Skip to main content

SUPPLIED

What is a restaurant’s role is in the community? Restaurateur Court Desautels has a ready answer: “We’re the cornerstones of neighbourhoods; we’re the modern-day church. We’re a place where you celebrate something momentous that’s happened in your life. We are the chosen gathering spot for a community.”

Restaurants are indeed critical pillars of the economy and are essential to reviving communities as Canada builds back after extended and continuing COVID lockdowns. The more than 90,000 small and medium-sized businesses that make up the foodservice industry not only provide the country’s fourth-largest source of private-sector jobs, they also reflect Canada’s diversity and support community values.

“We’re the first place sporting teams and organizations reach out to when they’re raising money,” says Mr. Desautels, CEO of The Neighbourhood Group, a collection of five restaurants across southern Ontario. “Successful [communities] have great foodservice restaurants and a great art scene. We’re culture-builders.”

As their company grew and they added new restaurants, Mr. Desautels and his partners thought about their restaurants’ role in their communities and their guiding principles as a company. They decided to operate restaurants that promote locally crafted natural foods and beverages while championing the farmers who produce them. They also wanted to create unique venues that preserve the past while showcasing regional building materials and the work of local craftspeople and trades, and they wanted to operate their restaurants in a sustainable way, with a goal of reducing their carbon footprint and overall waste.

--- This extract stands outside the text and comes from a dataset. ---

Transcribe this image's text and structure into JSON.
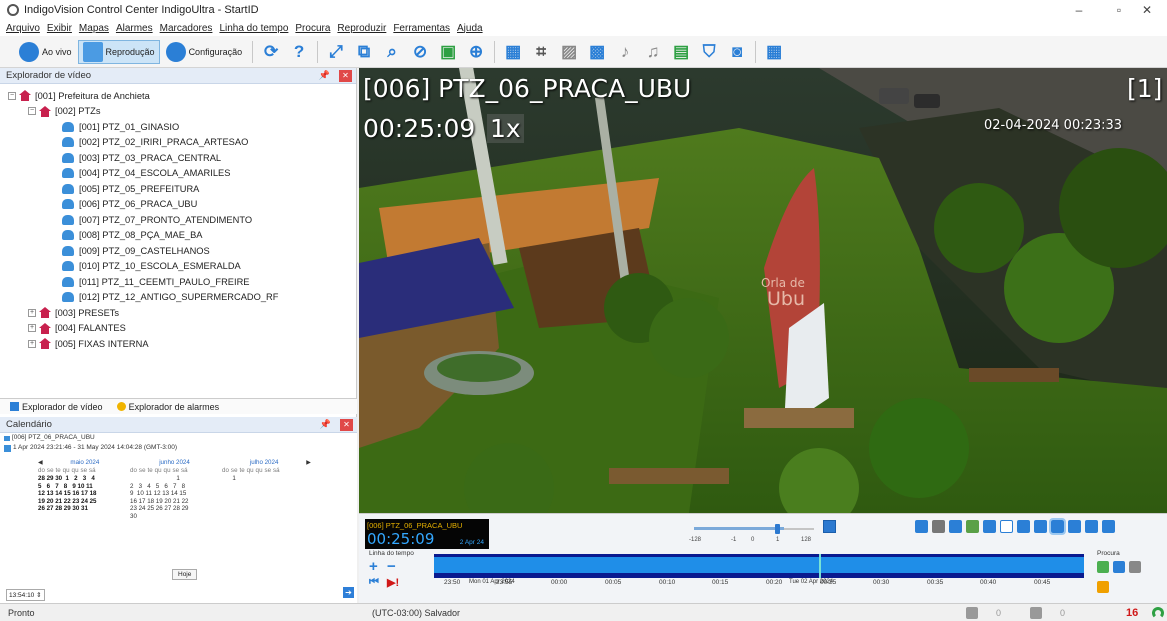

“It had to go beyond food and drinks,” Mr. Desautels says. “So we started looking at everything. Where were our napkins being made? What were they being made out of? We looked at tables, chairs, building materials, uniforms. We started sourcing as much as possible from Ontario manufacturers, or Canadian ones. To be local, you had to analyze every facet of your business.”

Sustainability is important, and in the global pandemic, The Neighbourhood Group – like many restaurants — has found innovative ways to continue making a difference in its communities.

Mr. Desautels says the shutdowns have often left him with fridges full of product. He estimates that at times he’s had as much as $100,000 in inventory. Before the first lockdown, he established a plan.

SUPPLIED

“We packaged it all up and did a farmer’s market for our staff,” he says. “We shut down within days, then we opened up our fridges and put care packages together. We took all the remaining ingredients and turned them into soups, curries, anything that could be frozen, and donated it all to some local charities who were handing out food to people in need. I guess we could have preserved some things, but we knew the community needed it.”

The other thing they did was create an employee relief fund with a goal of raising $10,000.

“We did online gift card sales, telling people we were donating all the proceeds to staff through our employee relief fund,” Mr. Desautels says. “By the end, we had $60,000 and then we figured out an equitable way to give it out. We had a selection committee and invited members of our team to apply. The money went from paying for rent and groceries to paying for laptops for kids.”

Many customers said they had no intention of redeeming the gift cards. They just wanted to help the staff, members of their community, again stressing from their end the importance of restaurants.


Advertising feature produced by Randall Anthony Communications with Restaurants Canada. The Globe’s editorial department was not involved